The earliest recognized futures trading exchange is the Dojima Rice Exchange, established in 1710 in Japan for the purpose of trading rice futures. Western commodity futures markets started trading in England during the 16th century, but the first official commodity trading exchange in England, the London Metals and Market Exchange, was not established until 1877.
The United States had the earliest official commodity trading exchange in the west, the Chicago Board of Trade (CBOT), formed in 1848. The CBOT arose in the aftermath of railroads and the telegraph connecting the agricultural marketplace hub of Chicago with New York and other cities in the eastern U.S. The first traded futures contracts in the U.S. were for corn. Wheat and soybeans subsequently followed, and these three basic agricultural commodities still account for the bulk of trading business conducted at the CBOT.
The next large market to begin trading futures contracts was the cotton market. Forward contracts in cotton began trading in New York in the 1850s, leading eventually to the establishment of the New York Cotton Exchange (NYCE) in 1870. Futures contracts for other products developed over time, including commodities such as cocoa, orange juice and sugar. Massive U.S. cattle production in the led to cattle and pork futures contracts.
The 1970s saw a large expansion in the futures trading markets. The Chicago Mercantile Exchange (CME) started offering futures trading in foreign currencies. The New York Mercantile Exchange (NYMEX) began offering trading in various financial futures, including U.S. Treasury bonds (T-bonds) and eventually futures in stock market indexes. The Commodities Exchange provided futures trading in gold, silver and copper, and later added platinum and palladium when gold ceased to be pegged to the U.S. dollar. The rapid expansion of trading in financial futures led to the creation of futures contracts on the Dow Jones and S&P 500 stock indexes.

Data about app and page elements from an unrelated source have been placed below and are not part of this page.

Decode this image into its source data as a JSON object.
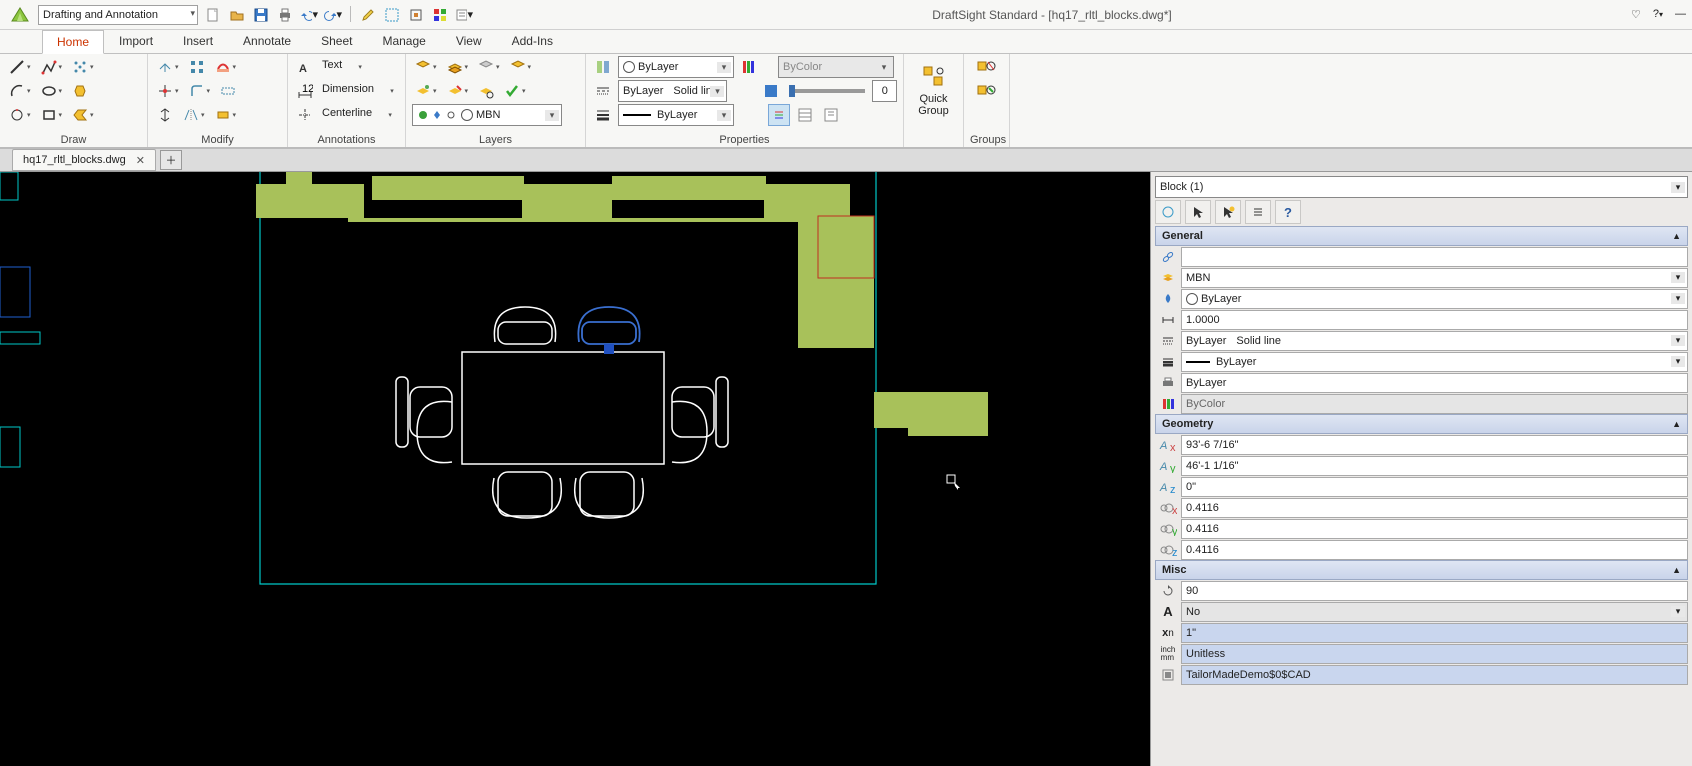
{
  "app": {
    "title": "DraftSight Standard - [hq17_rltl_blocks.dwg*]"
  },
  "workspace": {
    "current": "Drafting and Annotation"
  },
  "qat": {
    "items": [
      "new",
      "open",
      "save",
      "print",
      "undo",
      "redo",
      "sep",
      "highlight",
      "rebuild",
      "block",
      "color-blocks",
      "options"
    ]
  },
  "menu_tabs": [
    "Home",
    "Import",
    "Insert",
    "Annotate",
    "Sheet",
    "Manage",
    "View",
    "Add-Ins"
  ],
  "menu_active": "Home",
  "ribbon": {
    "groups": [
      "Draw",
      "Modify",
      "Annotations",
      "Layers",
      "Properties",
      "",
      "Groups"
    ],
    "annotations": {
      "text": "Text",
      "dimension": "Dimension",
      "centerline": "Centerline"
    },
    "layers": {
      "current": "MBN"
    },
    "properties": {
      "color": "ByLayer",
      "linetype_left": "ByLayer",
      "linetype_right": "Solid line",
      "lineweight": "ByLayer",
      "bycolor": "ByColor",
      "transparency": "0"
    },
    "quickgroup": "Quick Group"
  },
  "filetab": {
    "name": "hq17_rltl_blocks.dwg"
  },
  "props": {
    "selection": "Block (1)",
    "sections": {
      "general": "General",
      "geometry": "Geometry",
      "misc": "Misc"
    },
    "general": {
      "hyperlink": "",
      "layer": "MBN",
      "linecolor": "ByLayer",
      "linescale": "1.0000",
      "linestyle_left": "ByLayer",
      "linestyle_right": "Solid line",
      "lineweight": "ByLayer",
      "printstyle": "ByLayer",
      "bycolor": "ByColor"
    },
    "geometry": {
      "x": "93'-6 7/16\"",
      "y": "46'-1 1/16\"",
      "z": "0\"",
      "sx": "0.4116",
      "sy": "0.4116",
      "sz": "0.4116"
    },
    "misc": {
      "rotation": "90",
      "annotative": "No",
      "unitfactor": "1\"",
      "units": "Unitless",
      "name": "TailorMadeDemo$0$CAD"
    }
  }
}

Although there are now futures trading exchanges worldwide, the U.S. exchanges remain the most widely traded, due in large part to the fact that two of the most heavily traded markets are the U.S. bond market and the wheat market.